The Municipality is in the driver’s seat when it comes to encouraging more affordable housing with private contractors and developers. For example, create a new affordable housing residential zone category that reduces the minimum parcel size for newly subdivided single family residential lots. Smaller lot sizes will create more density for the developer and less purchase cost to the consumer. Similar changes to the Town’s Development Regulations can encourage new zone categories for higher density and well designed condominium and apartment buildings, for accessory residential uses in commercial zones, for second homes on large acreage area properties, for flexibility in developing existing sites such as church properties to develop small footprint residential projects for user groups such as seniors, etc. There are a myriad of ways each municipality may make adjustments to their existing residential policies and zone requirements to encourage and achieve more affordable housing.
6) What are first steps local residents can take to get walking trails and green spaces on the local municipal agenda and compete with other uses?
This challenge will take an ongoing and dedicated effort of letters to Mayor and Council, delegation presentations to Council, support from local schools, seniors and youth, and community organizations such as service clubs, and requesting that the Municipal Plan be amended to provide for pedestrain mobility considerations and designated routes and areas, to have developers provide for walking trails as part of site development adjacent to watercourses and to connect significant community amenities, and to receive commitment through Council’s capital planning budget for a walking trail to be built.
7) Why are developers permitted to remove all natural vegetation (trees) from building lots in new subdivisions?
Trees are routinely removed because Council through its Municipal Plan and Development Regulations, and Subdivision requirements, does not have a tree retention policy in place, nor has the Municipality adpted a tree cutting bylaw. If the Municipality wants to control the extent of tree removal on development sites, they have the tools to do something, but often lack the will. Best practices in other communities identify how much natural vegetation can be managed and retained on a land development site.
8) What is the best opportunity to increase densification where there is no availability to connect to municipal water and sewer?
If no municipal water or sewer services are available, increasing density can only occur if the ‘carrying capacity’ of the land can handle an increased number of residential units. That is can the soil profile accept an increased load of septic effluent and will this be compatible with a continued safe drinking water supply and source. Looking at the current minimum lot size for subdivision may be also adjusted to increase density.The other potential alternative is to review the potential of a new ‘reed based – natural’ sewer system as utilized in the Towns of Appleton and Stephenville.
9) What sustainable adaptions may work in more rural communities?

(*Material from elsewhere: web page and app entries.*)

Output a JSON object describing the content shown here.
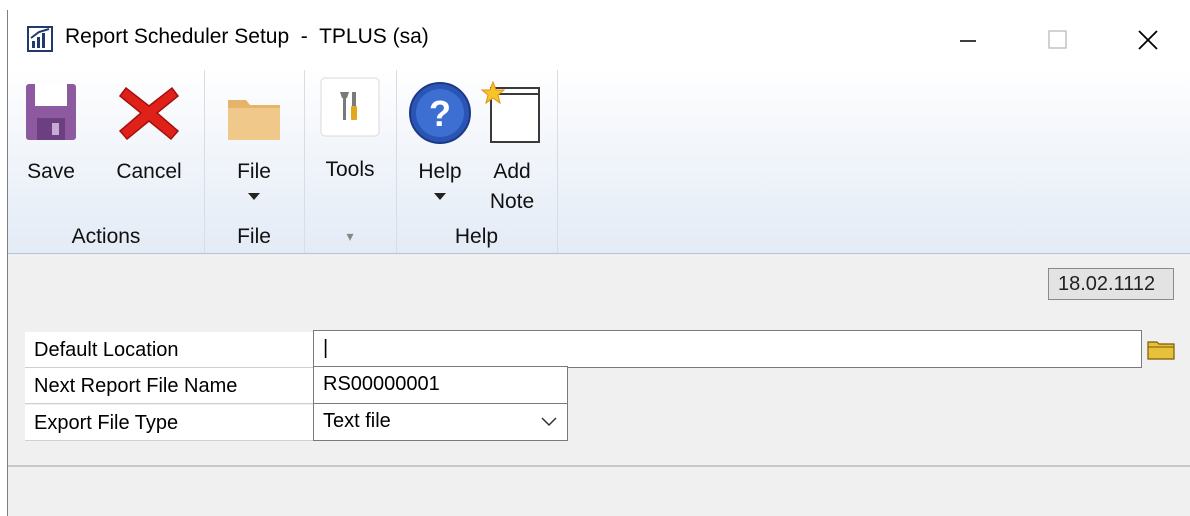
{
  "window": {
    "title": "Report Scheduler Setup  -  TPLUS (sa)",
    "controls": {
      "minimize": "—",
      "close": "✕"
    }
  },
  "ribbon": {
    "actions_group": {
      "label": "Actions",
      "save": "Save",
      "cancel": "Cancel"
    },
    "file_group": {
      "label": "File",
      "file": "File"
    },
    "tools_group": {
      "tools": "Tools",
      "collapse": "▾"
    },
    "help_group": {
      "label": "Help",
      "help": "Help",
      "add_note_line1": "Add",
      "add_note_line2": "Note"
    }
  },
  "version": "18.02.1112",
  "form": {
    "default_location": {
      "label": "Default Location",
      "value": "|"
    },
    "next_report_file_name": {
      "label": "Next Report File Name",
      "value": "RS00000001"
    },
    "export_file_type": {
      "label": "Export File Type",
      "value": "Text file"
    }
  },
  "icons": [
    "app-icon",
    "save-icon",
    "cancel-icon",
    "folder-icon",
    "tools-icon",
    "help-icon",
    "add-note-icon",
    "browse-folder-icon",
    "chevron-down-icon"
  ]
}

Rural communities may become more sustainable is so many ways. It will firstly take the will and commitment of Council to adopt more sustainable development policies within the Municipal Plan. These may include adjusting the residential strategy to focus more on infill residential development, smaller lot sizes, developing more connective street patterns, planting street trees, promoting pedestrian mobility trails and safe bicycling routes, creating additional public spaces, pursuing more effective community signage, thinking about the effects of climate change, minimizing the extent of asphalt with new commercial developments, etc. The Town’s Building permit process may also be adjusted to require more energy efficiency systems and initaitives such as water conservation. Each community is different and presents varying sustainable challenges and opportunities.